____ MATERIAL PROVIDED

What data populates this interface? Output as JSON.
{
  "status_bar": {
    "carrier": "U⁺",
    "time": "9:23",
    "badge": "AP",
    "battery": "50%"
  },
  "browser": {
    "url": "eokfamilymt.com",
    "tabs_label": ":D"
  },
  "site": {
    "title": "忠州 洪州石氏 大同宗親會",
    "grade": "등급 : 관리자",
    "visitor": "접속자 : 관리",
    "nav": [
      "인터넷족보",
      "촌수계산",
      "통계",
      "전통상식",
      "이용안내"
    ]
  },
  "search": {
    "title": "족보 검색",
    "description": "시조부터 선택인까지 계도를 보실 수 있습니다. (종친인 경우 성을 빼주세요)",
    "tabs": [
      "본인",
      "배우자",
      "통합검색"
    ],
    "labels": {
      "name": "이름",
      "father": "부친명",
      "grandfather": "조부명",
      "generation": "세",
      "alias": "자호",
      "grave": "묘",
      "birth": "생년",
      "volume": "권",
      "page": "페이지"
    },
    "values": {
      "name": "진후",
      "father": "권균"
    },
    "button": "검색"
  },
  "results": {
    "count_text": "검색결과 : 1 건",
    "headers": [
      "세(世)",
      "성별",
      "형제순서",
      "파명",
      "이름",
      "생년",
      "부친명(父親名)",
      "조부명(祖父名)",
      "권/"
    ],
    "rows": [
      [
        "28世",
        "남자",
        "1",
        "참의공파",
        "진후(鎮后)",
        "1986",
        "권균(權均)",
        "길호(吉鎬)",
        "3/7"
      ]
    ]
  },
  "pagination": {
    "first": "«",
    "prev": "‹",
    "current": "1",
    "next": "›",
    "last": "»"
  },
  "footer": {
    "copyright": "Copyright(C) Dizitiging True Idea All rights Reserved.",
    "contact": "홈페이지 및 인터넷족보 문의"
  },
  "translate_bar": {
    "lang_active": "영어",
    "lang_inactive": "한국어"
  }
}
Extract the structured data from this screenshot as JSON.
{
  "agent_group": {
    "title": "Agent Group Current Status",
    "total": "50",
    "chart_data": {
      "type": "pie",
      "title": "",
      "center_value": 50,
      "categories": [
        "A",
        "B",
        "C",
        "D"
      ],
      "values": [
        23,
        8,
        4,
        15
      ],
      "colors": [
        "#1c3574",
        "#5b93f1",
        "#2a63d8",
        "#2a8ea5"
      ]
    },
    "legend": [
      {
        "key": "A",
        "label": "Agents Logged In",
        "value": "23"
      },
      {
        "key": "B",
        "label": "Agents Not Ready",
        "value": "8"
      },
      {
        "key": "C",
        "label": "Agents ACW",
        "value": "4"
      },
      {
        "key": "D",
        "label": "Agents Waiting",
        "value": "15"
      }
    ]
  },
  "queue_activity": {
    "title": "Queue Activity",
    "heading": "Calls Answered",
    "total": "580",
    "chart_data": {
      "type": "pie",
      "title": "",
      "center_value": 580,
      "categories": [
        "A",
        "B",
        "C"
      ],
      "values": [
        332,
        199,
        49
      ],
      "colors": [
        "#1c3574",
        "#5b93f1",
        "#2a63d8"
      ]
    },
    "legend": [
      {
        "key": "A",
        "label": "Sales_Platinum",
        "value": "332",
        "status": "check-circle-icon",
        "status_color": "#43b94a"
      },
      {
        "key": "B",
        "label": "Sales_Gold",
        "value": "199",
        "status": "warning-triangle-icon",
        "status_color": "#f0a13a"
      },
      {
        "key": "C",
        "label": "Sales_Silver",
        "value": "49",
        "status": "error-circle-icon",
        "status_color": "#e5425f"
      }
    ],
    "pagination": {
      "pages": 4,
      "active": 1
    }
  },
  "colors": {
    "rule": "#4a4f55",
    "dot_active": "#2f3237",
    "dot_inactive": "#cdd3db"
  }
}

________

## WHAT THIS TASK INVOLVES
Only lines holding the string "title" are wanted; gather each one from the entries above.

## SOLVED EXERCISE
    "title": "忠州 洪州石氏 大同宗親會",
    "title": "족보 검색",
    "title": "Agent Group Current Status",
      "title": "",
    "title": "Queue Activity",
      "title": "",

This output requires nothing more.